Another point: I have had talks with a recruitment agent. She called me to talk about a short term contract role. I felt obliged to mention PD even at such an early stage - she advised me that there would be no need to tell a temporary employer (particularly as, I think, this was a freelance role) so long as it didn't affect my ability to do the job. That role didn't materialise - I think it may have been cancelled, but I'm not sure. It would have been in a field I have experience in, but I haven't freelanced before.

On the whole, I think I would definitely tell potential employers if the role was a 'permanent' one. If it was a multiple interview affair, I'd leave it to the final interview. If it was a single interview affair, I'd mention it towards the end of the interview. I'd try to assure the employer that I could do the job, and I'd try to play it down a bit.

But I have to say, I'd still be worried about my chances being affected. They shouldn't be... but how can you tell?

On a poitive note, my younger sister went through something similar several years ago. She has juvenile onset arthritis, and she landed herself a good job in the head ofice of a large national retailer. She's been there ever since, with a few promotions (and one knee operation) along the way. I don't think she could have hidden her arthritis even if she'd wanted to; it is evident in her hands.

#15
Forgot to add: Good luck, Turnip!

#16
thanks for all the best wishes. job still not advertised.
am currently (and I hesitate to say this) ensconsed in a luxury hotel somewhere in indonesia. which is very nice. (copyright the fast show).
however the effects of stress during the flight such as being unable to get out of my seat or open the peanuts, made it clear that the stress-related effects of an interview can not be hidden.
will let you all know what happens.
thanks again.

#17
no need to fret turnip, I doubt that they will give you a bag of peanuts at interview.

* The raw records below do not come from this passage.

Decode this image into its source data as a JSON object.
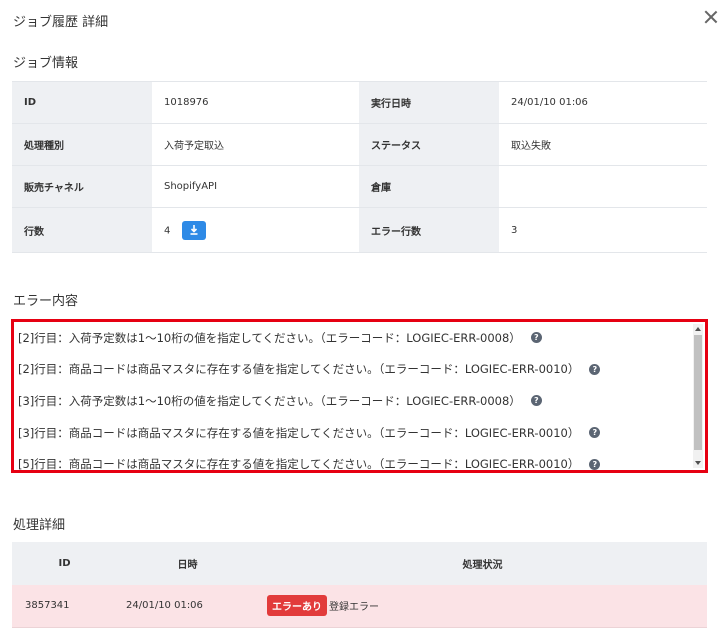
{
  "dialog": {
    "title": "ジョブ履歴 詳細"
  },
  "job_info": {
    "heading": "ジョブ情報",
    "rows": [
      {
        "label1": "ID",
        "value1": "1018976",
        "label2": "実行日時",
        "value2": "24/01/10 01:06"
      },
      {
        "label1": "処理種別",
        "value1": "入荷予定取込",
        "label2": "ステータス",
        "value2": "取込失敗"
      },
      {
        "label1": "販売チャネル",
        "value1": "ShopifyAPI",
        "label2": "倉庫",
        "value2": ""
      },
      {
        "label1": "行数",
        "value1": "4",
        "label2": "エラー行数",
        "value2": "3"
      }
    ]
  },
  "errors": {
    "heading": "エラー内容",
    "items": [
      "[2]行目：入荷予定数は1〜10桁の値を指定してください。（エラーコード：LOGIEC-ERR-0008）",
      "[2]行目：商品コードは商品マスタに存在する値を指定してください。（エラーコード：LOGIEC-ERR-0010）",
      "[3]行目：入荷予定数は1〜10桁の値を指定してください。（エラーコード：LOGIEC-ERR-0008）",
      "[3]行目：商品コードは商品マスタに存在する値を指定してください。（エラーコード：LOGIEC-ERR-0010）",
      "[5]行目：商品コードは商品マスタに存在する値を指定してください。（エラーコード：LOGIEC-ERR-0010）"
    ],
    "help_glyph": "?"
  },
  "processing": {
    "heading": "処理詳細",
    "columns": [
      "ID",
      "日時",
      "処理状況"
    ],
    "rows": [
      {
        "id": "3857341",
        "datetime": "24/01/10 01:06",
        "badge": "エラーあり",
        "status": "登録エラー"
      }
    ]
  },
  "colors": {
    "accent": "#2e8ae6",
    "error_border": "#e60012",
    "badge": "#e23b3b",
    "error_row": "#fbe3e6",
    "label_bg": "#eef0f3"
  },
  "icons": {
    "close": "close-icon",
    "download": "download-icon",
    "help": "help-icon"
  }
}
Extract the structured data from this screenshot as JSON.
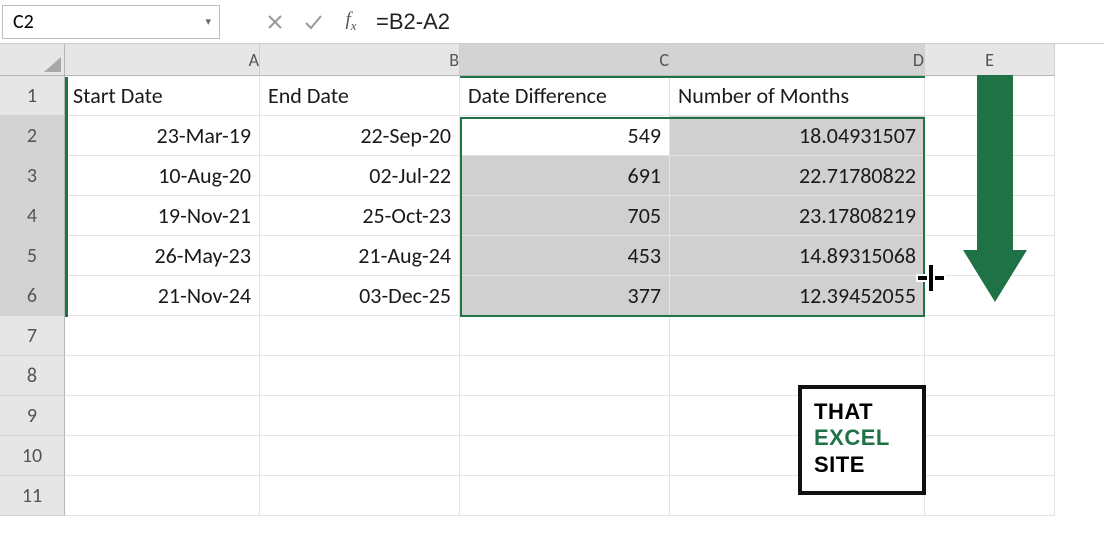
{
  "formula_bar": {
    "cell_ref": "C2",
    "formula": "=B2-A2"
  },
  "columns": [
    "A",
    "B",
    "C",
    "D",
    "E"
  ],
  "row_numbers": [
    "1",
    "2",
    "3",
    "4",
    "5",
    "6",
    "7",
    "8",
    "9",
    "10",
    "11"
  ],
  "headers": {
    "A": "Start Date",
    "B": "End Date",
    "C": "Date Difference",
    "D": "Number of Months"
  },
  "rows": [
    {
      "A": "23-Mar-19",
      "B": "22-Sep-20",
      "C": "549",
      "D": "18.04931507"
    },
    {
      "A": "10-Aug-20",
      "B": "02-Jul-22",
      "C": "691",
      "D": "22.71780822"
    },
    {
      "A": "19-Nov-21",
      "B": "25-Oct-23",
      "C": "705",
      "D": "23.17808219"
    },
    {
      "A": "26-May-23",
      "B": "21-Aug-24",
      "C": "453",
      "D": "14.89315068"
    },
    {
      "A": "21-Nov-24",
      "B": "03-Dec-25",
      "C": "377",
      "D": "12.39452055"
    }
  ],
  "logo": {
    "l1": "THAT",
    "l2": "EXCEL",
    "l3": "SITE"
  },
  "chart_data": {
    "type": "table",
    "title": "Date Difference and Number of Months",
    "columns": [
      "Start Date",
      "End Date",
      "Date Difference",
      "Number of Months"
    ],
    "rows": [
      [
        "23-Mar-19",
        "22-Sep-20",
        549,
        18.04931507
      ],
      [
        "10-Aug-20",
        "02-Jul-22",
        691,
        22.71780822
      ],
      [
        "19-Nov-21",
        "25-Oct-23",
        705,
        23.17808219
      ],
      [
        "26-May-23",
        "21-Aug-24",
        453,
        14.89315068
      ],
      [
        "21-Nov-24",
        "03-Dec-25",
        377,
        12.39452055
      ]
    ]
  }
}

You will be fine. Nearly there eh? Say hello to my favourite cousin in KL

#18
will give them a shout.
having trouble converting rupiah to pounds- dividing by 13000 can be confusing.
didnt have any money to pay for visa into indonesia, border people extremely helpful - especially when owen threatened to have diahorrea in the secure area.

#19
Who's forgetting their maths shortcuts, then?

To ROUGHLY divide by 13,000 first multiply by 8, and then move the decimal point 5 places to the left.


Example: Dividing 60,000 by 13,000:

(1) 60,000 x 8 = 480,000

(2) Move 5 decimal places = 4.80 (accurate answer = 4.615)

Ray.

#20
actually it is a nice hotel but in the middle of a disaster of a get-rich scheme by suharto. several buildings were burned down before being finished. the nearest bank is 1 1/2 hours away and guests never leave the hotel.

rays calculation is quite correct but slightly difficult to perform when awake for 30 hours in 32 degrees heat with a child with the runs, a distraught wife who has taken us to the wrong ferry terminal, a lack of dopamine cause the pills are in a suitcase, the wheels and handle of which are in ones pocket and 5 seconds to work out if 90,000 for a taxi is a good deal or a rip-off.

but will be useful in more relaxed occasions.

got bitten by a spider lurking in a table football game, fortunately not a dangerous one, i think.

is the worst driving in the world by the indonesian taxi driver?

looking forward to the beautiful, if strict, city of singapore, where the driving is less lemming-like.